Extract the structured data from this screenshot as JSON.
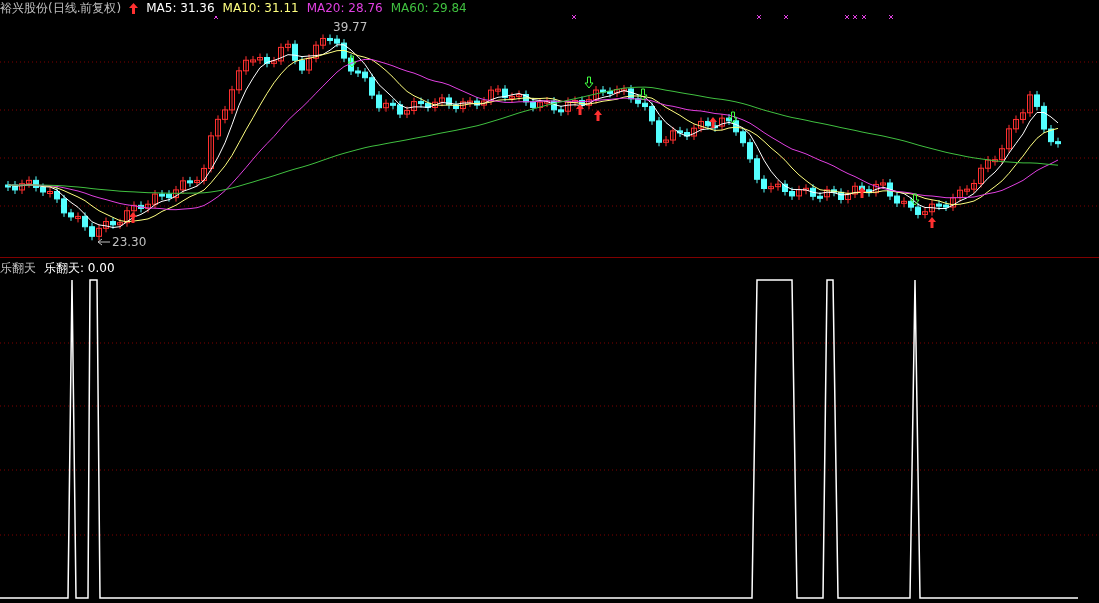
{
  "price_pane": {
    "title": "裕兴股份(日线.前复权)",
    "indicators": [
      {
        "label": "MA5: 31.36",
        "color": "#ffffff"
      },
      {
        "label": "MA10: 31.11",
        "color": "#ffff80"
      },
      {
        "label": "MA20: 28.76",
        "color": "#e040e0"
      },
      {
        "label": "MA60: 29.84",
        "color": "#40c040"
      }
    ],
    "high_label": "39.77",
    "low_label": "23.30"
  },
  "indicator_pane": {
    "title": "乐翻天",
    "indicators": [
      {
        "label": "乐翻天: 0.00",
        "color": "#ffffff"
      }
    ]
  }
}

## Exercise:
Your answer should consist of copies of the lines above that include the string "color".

## Answer area:
        "color": "#ffffff"
        "color": "#ffff80"
        "color": "#e040e0"
        "color": "#40c040"
        "color": "#ffffff"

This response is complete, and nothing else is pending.